paint roundupYou may have noticed that I don’t post a weekend roundup every week. When I don’t post, it’s usually because I haven’t found enough articles or videos that have something new to say about food-waste-related issues. Most of this week’s articles are ones that I wouldn’t usually post, but what I found interesting this week was the sheer number of articles that have been published on the topic. In my recent post on citrus rinds, I linked to a few articles that suggested that concern over food waste was becoming mainstream. This week’s glut of articles seems to suggest they were right.

Andrew Gunther: Big Ag Profits From Food Waste | Huff Post Food

How to cut food waste | Oliver Thring | guardian.co.uk

Living in the United States of Food Waste | Businessweek

How fresh thinking can save on food waste | Mirror Online

Food Waste: Half Of All Food Ends Up Thrown Away | Huffington Post

Time to stand up to food waste (and walk more) | Michael White | guardian.co.uk

Staggering Global Food Waste Creates Green Tech Opportunities | Forbes

INCPEN and LINPAC respond to food waste report | Food Production Daily

Nick Curtis: Put men in charge of shopping and cooking and you’ll see waste just waste away | London Evening Standard

Food Prices Drop, But Food Waste Increases, Reports Say | International Business Times

Weekend food waste roundup – 6 January 2012

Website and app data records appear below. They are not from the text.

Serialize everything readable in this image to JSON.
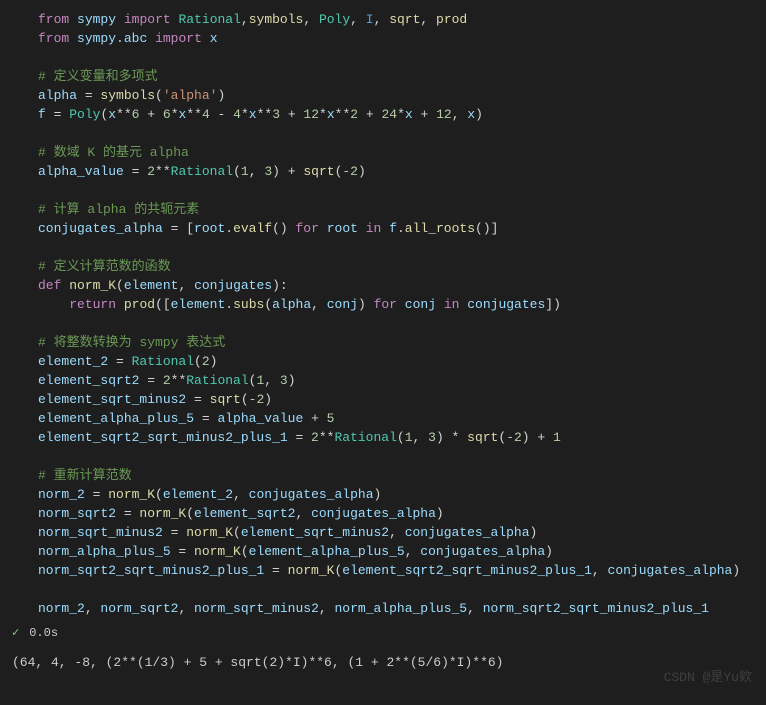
{
  "code": {
    "l1": {
      "kw_from": "from",
      "mod1": "sympy",
      "kw_import": "import",
      "t_rational": "Rational",
      "sym": "symbols",
      "poly": "Poly",
      "I": "I",
      "sqrt": "sqrt",
      "prod": "prod"
    },
    "l2": {
      "kw_from": "from",
      "mod": "sympy.abc",
      "kw_import": "import",
      "x": "x"
    },
    "c1": "# 定义变量和多项式",
    "l4": {
      "alpha": "alpha",
      "eq": " = ",
      "sym": "symbols",
      "str": "'alpha'"
    },
    "l5": {
      "f": "f",
      "eq": " = ",
      "poly": "Poly",
      "expr_a": "x",
      "p6": "6",
      "plus1": " + ",
      "n6": "6",
      "mul1": "*",
      "x2": "x",
      "p4": "4",
      "minus": " - ",
      "n4": "4",
      "x3": "x",
      "p3": "3",
      "plus2": " + ",
      "n12": "12",
      "x4": "x",
      "p2": "2",
      "plus3": " + ",
      "n24": "24",
      "x5": "x",
      "plus4": " + ",
      "n12b": "12",
      "comma": ", ",
      "xf": "x"
    },
    "c2": "# 数域 K 的基元 alpha",
    "l7": {
      "av": "alpha_value",
      "eq": " = ",
      "n2": "2",
      "rat": "Rational",
      "n1": "1",
      "n3": "3",
      "plus": " + ",
      "sqrt": "sqrt",
      "neg2": "-2"
    },
    "c3": "# 计算 alpha 的共轭元素",
    "l9": {
      "ca": "conjugates_alpha",
      "eq": " = ",
      "root": "root",
      "evalf": "evalf",
      "kw_for": "for",
      "kw_in": "in",
      "f": "f",
      "allroots": "all_roots"
    },
    "c4": "# 定义计算范数的函数",
    "l11": {
      "def": "def",
      "fn": "norm_K",
      "elem": "element",
      "conj": "conjugates"
    },
    "l12": {
      "ret": "return",
      "prod": "prod",
      "elem": "element",
      "subs": "subs",
      "alpha": "alpha",
      "conj": "conj",
      "kw_for": "for",
      "kw_in": "in",
      "conjs": "conjugates"
    },
    "c5": "# 将整数转换为 sympy 表达式",
    "l14": {
      "e2": "element_2",
      "rat": "Rational",
      "n2": "2"
    },
    "l15": {
      "es2": "element_sqrt2",
      "n2": "2",
      "rat": "Rational",
      "n1": "1",
      "n3": "3"
    },
    "l16": {
      "esm2": "element_sqrt_minus2",
      "sqrt": "sqrt",
      "neg2": "-2"
    },
    "l17": {
      "eap5": "element_alpha_plus_5",
      "av": "alpha_value",
      "n5": "5"
    },
    "l18": {
      "v": "element_sqrt2_sqrt_minus2_plus_1",
      "n2": "2",
      "rat": "Rational",
      "n1": "1",
      "n3": "3",
      "sqrt": "sqrt",
      "neg2": "-2",
      "n1b": "1"
    },
    "c6": "# 重新计算范数",
    "l20": {
      "n2": "norm_2",
      "nk": "norm_K",
      "e2": "element_2",
      "ca": "conjugates_alpha"
    },
    "l21": {
      "ns2": "norm_sqrt2",
      "nk": "norm_K",
      "es2": "element_sqrt2",
      "ca": "conjugates_alpha"
    },
    "l22": {
      "nsm2": "norm_sqrt_minus2",
      "nk": "norm_K",
      "esm2": "element_sqrt_minus2",
      "ca": "conjugates_alpha"
    },
    "l23": {
      "nap5": "norm_alpha_plus_5",
      "nk": "norm_K",
      "eap5": "element_alpha_plus_5",
      "ca": "conjugates_alpha"
    },
    "l24": {
      "v": "norm_sqrt2_sqrt_minus2_plus_1",
      "nk": "norm_K",
      "ev": "element_sqrt2_sqrt_minus2_plus_1",
      "ca": "conjugates_alpha"
    },
    "l26": {
      "a": "norm_2",
      "b": "norm_sqrt2",
      "c": "norm_sqrt_minus2",
      "d": "norm_alpha_plus_5",
      "e": "norm_sqrt2_sqrt_minus2_plus_1"
    }
  },
  "status": {
    "check": "✓",
    "time": "0.0s"
  },
  "output": "(64, 4, -8, (2**(1/3) + 5 + sqrt(2)*I)**6, (1 + 2**(5/6)*I)**6)",
  "watermark": "CSDN @是Yu欸"
}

Dumpster Diver TV: Austrians Cook Up Food Waste Reality Show | The Salt : NPR Dumpster diving goes prime time in Austria. “Although I was prepared for large amounts,” the director for the project, David Gross, says, “the amount of waste left me speechless.”

Tiffins for all: Food cart owner wants to wean Vancouverites off disposable takeout containers | The Vancouver Sun – One Naan Kebab food cart owner wants to wean everyone off of disposable containers, Gandhidham style. The motivations and logistics aren’t the same in Vancouver as in India, but he thinks there is something to be learned from tiffins and dabbawalas.

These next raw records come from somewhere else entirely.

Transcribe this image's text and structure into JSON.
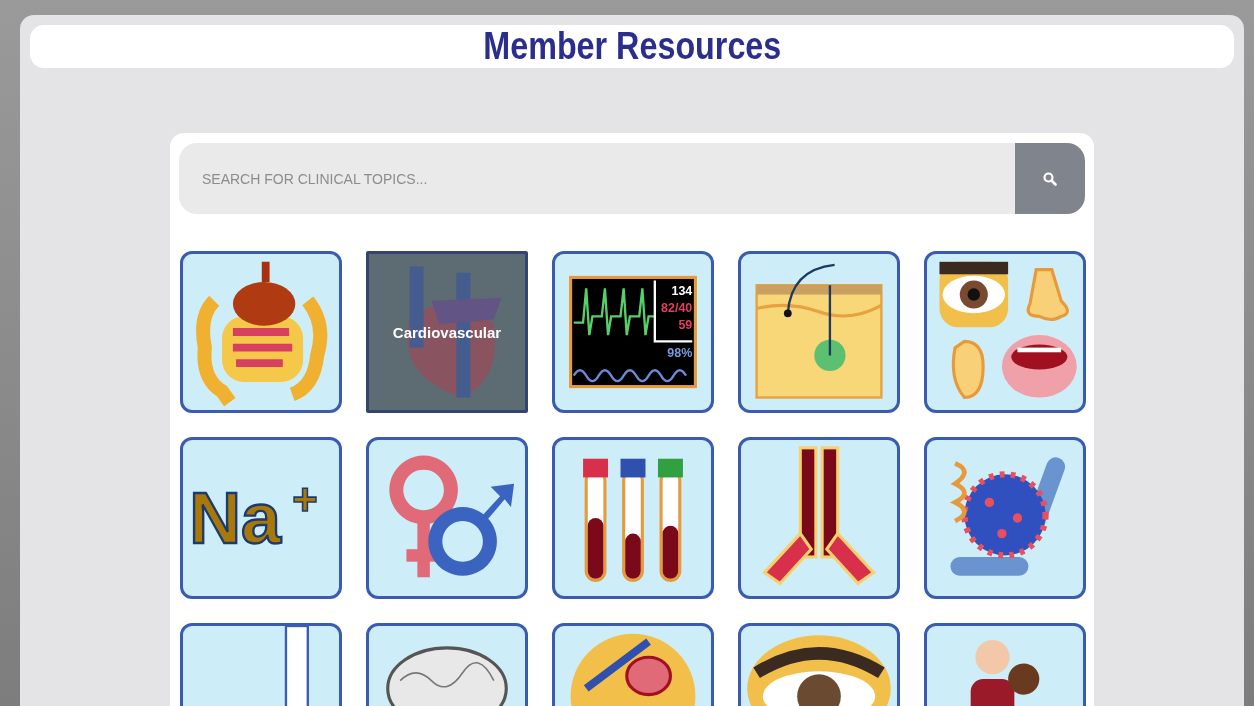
{
  "header": {
    "title": "Member Resources"
  },
  "search": {
    "placeholder": "SEARCH FOR CLINICAL TOPICS..."
  },
  "tiles": [
    {
      "kind": "digestive",
      "hovered": false
    },
    {
      "kind": "heart",
      "hovered": true,
      "label": "Cardiovascular"
    },
    {
      "kind": "monitor",
      "hovered": false,
      "readings": [
        "134",
        "82/40",
        "59",
        "98%"
      ]
    },
    {
      "kind": "skin",
      "hovered": false
    },
    {
      "kind": "senses",
      "hovered": false
    },
    {
      "kind": "sodium",
      "hovered": false,
      "symbol": "Na",
      "charge": "+"
    },
    {
      "kind": "sexes",
      "hovered": false
    },
    {
      "kind": "tubes",
      "hovered": false
    },
    {
      "kind": "antibody",
      "hovered": false
    },
    {
      "kind": "virus",
      "hovered": false
    },
    {
      "kind": "bar",
      "hovered": false
    },
    {
      "kind": "brain",
      "hovered": false
    },
    {
      "kind": "organ",
      "hovered": false
    },
    {
      "kind": "eye",
      "hovered": false
    },
    {
      "kind": "people",
      "hovered": false
    }
  ]
}
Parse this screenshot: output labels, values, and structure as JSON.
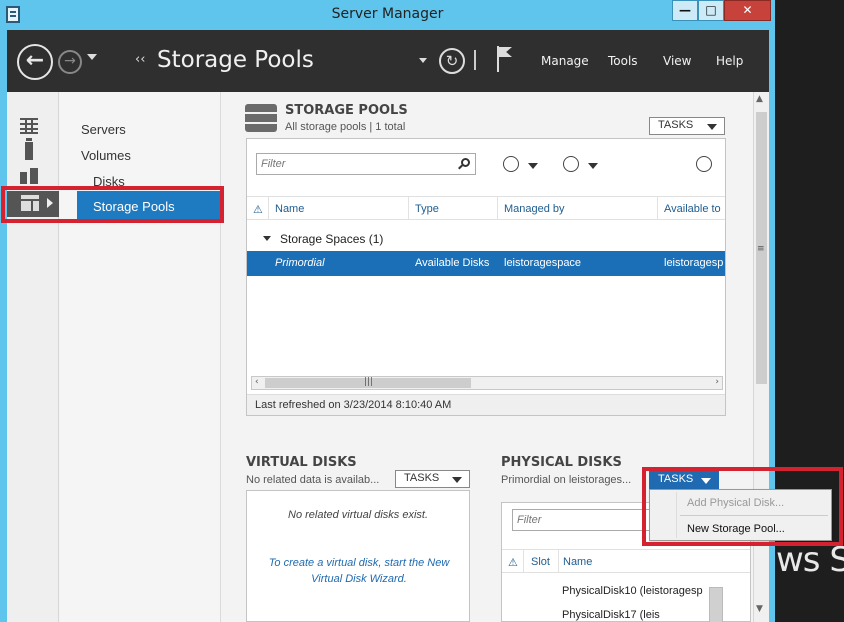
{
  "window": {
    "title": "Server Manager",
    "min": "—",
    "max": "□",
    "close": "✕"
  },
  "header": {
    "breadcrumb_sep": "‹‹",
    "page_title": "Storage Pools",
    "menus": [
      "Manage",
      "Tools",
      "View",
      "Help"
    ]
  },
  "nav": {
    "items": [
      "Servers",
      "Volumes",
      "Disks",
      "Storage Pools"
    ],
    "selected": "Storage Pools"
  },
  "storage_pools": {
    "title": "STORAGE POOLS",
    "subtitle": "All storage pools | 1 total",
    "tasks_label": "TASKS",
    "filter_placeholder": "Filter",
    "columns": [
      "Name",
      "Type",
      "Managed by",
      "Available to"
    ],
    "group": "Storage Spaces (1)",
    "rows": [
      {
        "name": "Primordial",
        "type": "Available Disks",
        "managed_by": "leistoragespace",
        "available_to": "leistoragesp"
      }
    ],
    "last_refreshed": "Last refreshed on 3/23/2014 8:10:40 AM"
  },
  "virtual_disks": {
    "title": "VIRTUAL DISKS",
    "subtitle": "No related data is availab...",
    "tasks_label": "TASKS",
    "empty_message": "No related virtual disks exist.",
    "link_text": "To create a virtual disk, start the New Virtual Disk Wizard."
  },
  "physical_disks": {
    "title": "PHYSICAL DISKS",
    "subtitle": "Primordial on leistorages...",
    "tasks_label": "TASKS",
    "filter_placeholder": "Filter",
    "columns": [
      "Slot",
      "Name"
    ],
    "rows": [
      "PhysicalDisk10 (leistoragesp",
      "PhysicalDisk17 (leis"
    ]
  },
  "tasks_menu": {
    "items": [
      {
        "label": "Add Physical Disk...",
        "enabled": false
      },
      {
        "label": "New Storage Pool...",
        "enabled": true
      }
    ]
  },
  "background_text": "ws Se",
  "colors": {
    "accent": "#1f7bc1",
    "highlight": "#d52230",
    "header": "#2f2f2f",
    "window_frame": "#5fc5ec"
  }
}
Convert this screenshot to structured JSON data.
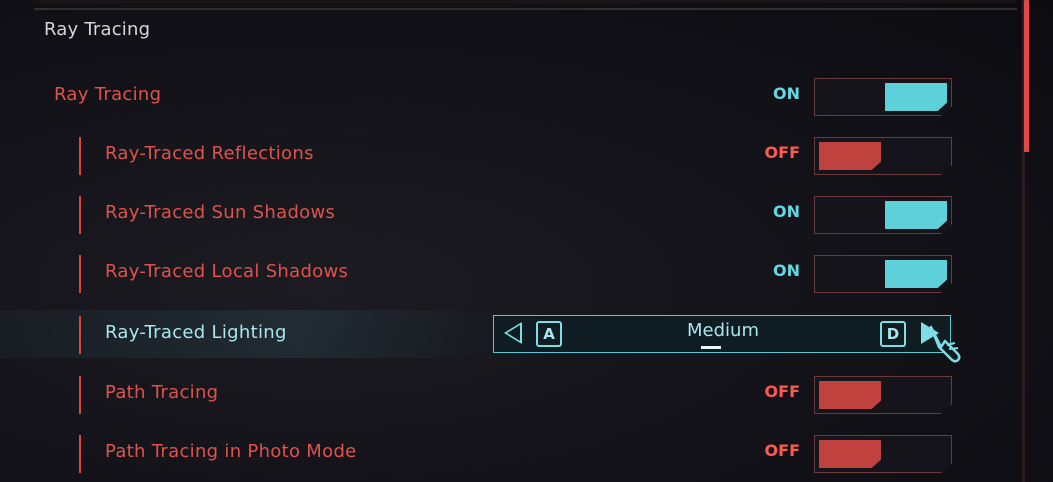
{
  "section": {
    "title": "Ray Tracing"
  },
  "settings": [
    {
      "label": "Ray Tracing",
      "state": "ON",
      "type": "toggle",
      "on": true,
      "indented": false
    },
    {
      "label": "Ray-Traced Reflections",
      "state": "OFF",
      "type": "toggle",
      "on": false,
      "indented": true
    },
    {
      "label": "Ray-Traced Sun Shadows",
      "state": "ON",
      "type": "toggle",
      "on": true,
      "indented": true
    },
    {
      "label": "Ray-Traced Local Shadows",
      "state": "ON",
      "type": "toggle",
      "on": true,
      "indented": true
    },
    {
      "label": "Ray-Traced Lighting",
      "type": "selector",
      "value": "Medium",
      "key_prev": "A",
      "key_next": "D",
      "indented": true,
      "highlighted": true
    },
    {
      "label": "Path Tracing",
      "state": "OFF",
      "type": "toggle",
      "on": false,
      "indented": true
    },
    {
      "label": "Path Tracing in Photo Mode",
      "state": "OFF",
      "type": "toggle",
      "on": false,
      "indented": true
    }
  ],
  "colors": {
    "accent_red": "#e0524c",
    "accent_cyan": "#5ed0da",
    "toggle_off": "#c0423f",
    "highlight_text": "#a9e6ef"
  },
  "icons": {
    "prev": "triangle-left-icon",
    "next": "triangle-right-icon",
    "cursor": "hand-pointer-icon"
  }
}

Mark Lynas, environmentalist who opposed GMOs, admits he was wrong. | Slate – A big turnaround by Mark Lynas. The full text of his speech is here, or, if you prefer to watch it, I’ve embedded it below.

07 Mark Lynas from Oxford Farming Conference on Vimeo.

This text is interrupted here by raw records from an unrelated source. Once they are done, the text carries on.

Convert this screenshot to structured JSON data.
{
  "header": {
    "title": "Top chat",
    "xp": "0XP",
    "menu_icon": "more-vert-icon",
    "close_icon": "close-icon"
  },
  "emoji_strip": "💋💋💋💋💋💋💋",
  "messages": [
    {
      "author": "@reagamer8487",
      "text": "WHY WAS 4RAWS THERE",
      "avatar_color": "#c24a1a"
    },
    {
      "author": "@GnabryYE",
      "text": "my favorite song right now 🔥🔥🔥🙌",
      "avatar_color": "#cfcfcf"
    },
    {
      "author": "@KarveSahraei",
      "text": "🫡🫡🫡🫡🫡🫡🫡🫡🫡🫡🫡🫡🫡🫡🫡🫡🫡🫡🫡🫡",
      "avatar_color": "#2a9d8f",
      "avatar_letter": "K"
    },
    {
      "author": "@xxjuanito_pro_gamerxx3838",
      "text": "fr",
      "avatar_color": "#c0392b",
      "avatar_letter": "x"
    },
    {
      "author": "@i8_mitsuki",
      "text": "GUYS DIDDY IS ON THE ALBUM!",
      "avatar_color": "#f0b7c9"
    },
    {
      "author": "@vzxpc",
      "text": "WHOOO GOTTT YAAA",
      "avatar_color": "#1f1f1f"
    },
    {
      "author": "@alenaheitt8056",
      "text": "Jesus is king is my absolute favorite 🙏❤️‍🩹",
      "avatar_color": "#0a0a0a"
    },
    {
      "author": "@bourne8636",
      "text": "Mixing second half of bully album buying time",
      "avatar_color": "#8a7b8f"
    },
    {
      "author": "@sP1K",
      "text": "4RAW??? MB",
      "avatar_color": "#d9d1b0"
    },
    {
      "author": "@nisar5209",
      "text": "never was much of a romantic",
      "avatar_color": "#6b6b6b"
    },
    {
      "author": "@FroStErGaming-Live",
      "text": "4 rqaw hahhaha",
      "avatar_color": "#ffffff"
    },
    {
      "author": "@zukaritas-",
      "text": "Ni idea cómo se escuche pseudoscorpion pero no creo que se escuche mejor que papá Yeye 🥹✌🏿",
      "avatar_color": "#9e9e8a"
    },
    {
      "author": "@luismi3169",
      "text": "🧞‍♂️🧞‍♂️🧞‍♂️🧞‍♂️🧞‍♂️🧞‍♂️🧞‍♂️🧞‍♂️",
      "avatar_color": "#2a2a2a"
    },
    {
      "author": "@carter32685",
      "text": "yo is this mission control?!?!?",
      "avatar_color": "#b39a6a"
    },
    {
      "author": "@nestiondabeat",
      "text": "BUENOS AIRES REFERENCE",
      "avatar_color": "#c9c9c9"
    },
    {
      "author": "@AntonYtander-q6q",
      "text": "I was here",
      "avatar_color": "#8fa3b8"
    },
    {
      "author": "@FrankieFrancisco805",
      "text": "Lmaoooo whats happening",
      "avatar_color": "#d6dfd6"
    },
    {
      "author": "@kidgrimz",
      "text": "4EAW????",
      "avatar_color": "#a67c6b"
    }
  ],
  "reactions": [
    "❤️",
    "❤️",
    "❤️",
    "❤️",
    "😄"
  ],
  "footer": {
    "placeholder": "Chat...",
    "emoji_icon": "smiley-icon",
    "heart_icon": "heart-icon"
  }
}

Weekend food waste roundup – 16 December 2012

Food waste in the news

16 December 2012

Household Food Waste: Opportunities for Companies to Provide Solutions | Reports | BSR – An overview of solutions companies can pursue to help consumers reduce household food waste.

Food waste needs government lead | FOODmanufacture.co.uk  – Government and big business needs to show they have “broken the back” of food waste recycling before foisting it on householders.

CleanWorld opening second biodigester system to turn food waste into natural gas, electricity – Sacramento Business Journal – Organic waste recycling center will turn Sacramento food waste into natural gas, electricity and soil amendment products.

Universities join effort to reduce food waste, turn scraps into compost – Cronkite News –  Committing to the Food Recovery Challenge organized by the U.S. Environmental Protection Agency, Arizona’s three public universities have pledged to reduce food waste on their campuses by a minimum of 5 percent over the next year.

And a useful resource

StillTasty: Your Ultimate Shelf Life Guide – Save Money, Eat Better, Help The Environment